**EXCERPTED DATA:**
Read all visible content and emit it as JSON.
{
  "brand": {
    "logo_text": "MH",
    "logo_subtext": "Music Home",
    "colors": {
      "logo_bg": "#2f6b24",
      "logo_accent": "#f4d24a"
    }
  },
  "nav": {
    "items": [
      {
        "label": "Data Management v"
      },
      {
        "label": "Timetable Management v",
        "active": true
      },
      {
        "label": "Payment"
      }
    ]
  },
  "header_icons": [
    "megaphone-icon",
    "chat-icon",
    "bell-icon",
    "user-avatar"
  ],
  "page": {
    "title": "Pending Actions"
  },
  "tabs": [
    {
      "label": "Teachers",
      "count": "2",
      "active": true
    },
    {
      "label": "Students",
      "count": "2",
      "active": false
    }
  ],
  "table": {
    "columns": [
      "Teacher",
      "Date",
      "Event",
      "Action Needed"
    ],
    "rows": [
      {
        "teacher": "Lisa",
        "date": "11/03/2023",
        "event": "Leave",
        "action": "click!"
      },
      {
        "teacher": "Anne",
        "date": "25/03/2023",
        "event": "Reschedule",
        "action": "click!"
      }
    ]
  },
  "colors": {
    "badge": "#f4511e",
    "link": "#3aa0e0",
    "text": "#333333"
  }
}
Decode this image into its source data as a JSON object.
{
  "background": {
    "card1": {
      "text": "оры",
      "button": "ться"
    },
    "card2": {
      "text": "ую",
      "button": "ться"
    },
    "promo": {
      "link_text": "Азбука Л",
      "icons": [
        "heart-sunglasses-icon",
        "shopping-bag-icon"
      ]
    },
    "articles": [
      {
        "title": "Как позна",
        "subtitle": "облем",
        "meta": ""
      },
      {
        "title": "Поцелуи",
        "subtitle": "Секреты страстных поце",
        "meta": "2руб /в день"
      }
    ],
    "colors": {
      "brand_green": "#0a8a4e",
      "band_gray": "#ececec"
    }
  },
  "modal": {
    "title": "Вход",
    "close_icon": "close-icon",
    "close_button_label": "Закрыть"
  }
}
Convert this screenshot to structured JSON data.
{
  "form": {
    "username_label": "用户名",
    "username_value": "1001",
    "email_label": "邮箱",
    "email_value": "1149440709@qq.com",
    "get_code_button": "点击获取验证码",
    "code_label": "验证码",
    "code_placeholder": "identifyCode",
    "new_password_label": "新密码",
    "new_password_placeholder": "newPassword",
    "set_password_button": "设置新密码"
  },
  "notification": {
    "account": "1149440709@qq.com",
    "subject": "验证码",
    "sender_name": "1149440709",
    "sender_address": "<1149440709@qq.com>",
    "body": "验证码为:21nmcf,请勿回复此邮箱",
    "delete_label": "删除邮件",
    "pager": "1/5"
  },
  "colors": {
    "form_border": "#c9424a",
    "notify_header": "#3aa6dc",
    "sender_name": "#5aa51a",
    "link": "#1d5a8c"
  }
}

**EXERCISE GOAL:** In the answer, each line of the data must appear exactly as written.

**SOLUTION BELOW:**
Read all visible content and emit it as JSON.
{
  "brand": {
    "logo_text": "MH",
    "logo_subtext": "Music Home",
    "colors": {
      "logo_bg": "#2f6b24",
      "logo_accent": "#f4d24a"
    }
  },
  "nav": {
    "items": [
      {
        "label": "Data Management v"
      },
      {
        "label": "Timetable Management v",
        "active": true
      },
      {
        "label": "Payment"
      }
    ]
  },
  "header_icons": [
    "megaphone-icon",
    "chat-icon",
    "bell-icon",
    "user-avatar"
  ],
  "page": {
    "title": "Pending Actions"
  },
  "tabs": [
    {
      "label": "Teachers",
      "count": "2",
      "active": true
    },
    {
      "label": "Students",
      "count": "2",
      "active": false
    }
  ],
  "table": {
    "columns": [
      "Teacher",
      "Date",
      "Event",
      "Action Needed"
    ],
    "rows": [
      {
        "teacher": "Lisa",
        "date": "11/03/2023",
        "event": "Leave",
        "action": "click!"
      },
      {
        "teacher": "Anne",
        "date": "25/03/2023",
        "event": "Reschedule",
        "action": "click!"
      }
    ]
  },
  "colors": {
    "badge": "#f4511e",
    "link": "#3aa0e0",
    "text": "#333333"
  }
}
Decode this image into its source data as a JSON object.
{
  "background": {
    "card1": {
      "text": "оры",
      "button": "ться"
    },
    "card2": {
      "text": "ую",
      "button": "ться"
    },
    "promo": {
      "link_text": "Азбука Л",
      "icons": [
        "heart-sunglasses-icon",
        "shopping-bag-icon"
      ]
    },
    "articles": [
      {
        "title": "Как позна",
        "subtitle": "облем",
        "meta": ""
      },
      {
        "title": "Поцелуи",
        "subtitle": "Секреты страстных поце",
        "meta": "2руб /в день"
      }
    ],
    "colors": {
      "brand_green": "#0a8a4e",
      "band_gray": "#ececec"
    }
  },
  "modal": {
    "title": "Вход",
    "close_icon": "close-icon",
    "close_button_label": "Закрыть"
  }
}
Convert this screenshot to structured JSON data.
{
  "form": {
    "username_label": "用户名",
    "username_value": "1001",
    "email_label": "邮箱",
    "email_value": "1149440709@qq.com",
    "get_code_button": "点击获取验证码",
    "code_label": "验证码",
    "code_placeholder": "identifyCode",
    "new_password_label": "新密码",
    "new_password_placeholder": "newPassword",
    "set_password_button": "设置新密码"
  },
  "notification": {
    "account": "1149440709@qq.com",
    "subject": "验证码",
    "sender_name": "1149440709",
    "sender_address": "<1149440709@qq.com>",
    "body": "验证码为:21nmcf,请勿回复此邮箱",
    "delete_label": "删除邮件",
    "pager": "1/5"
  },
  "colors": {
    "form_border": "#c9424a",
    "notify_header": "#3aa6dc",
    "sender_name": "#5aa51a",
    "link": "#1d5a8c"
  }
}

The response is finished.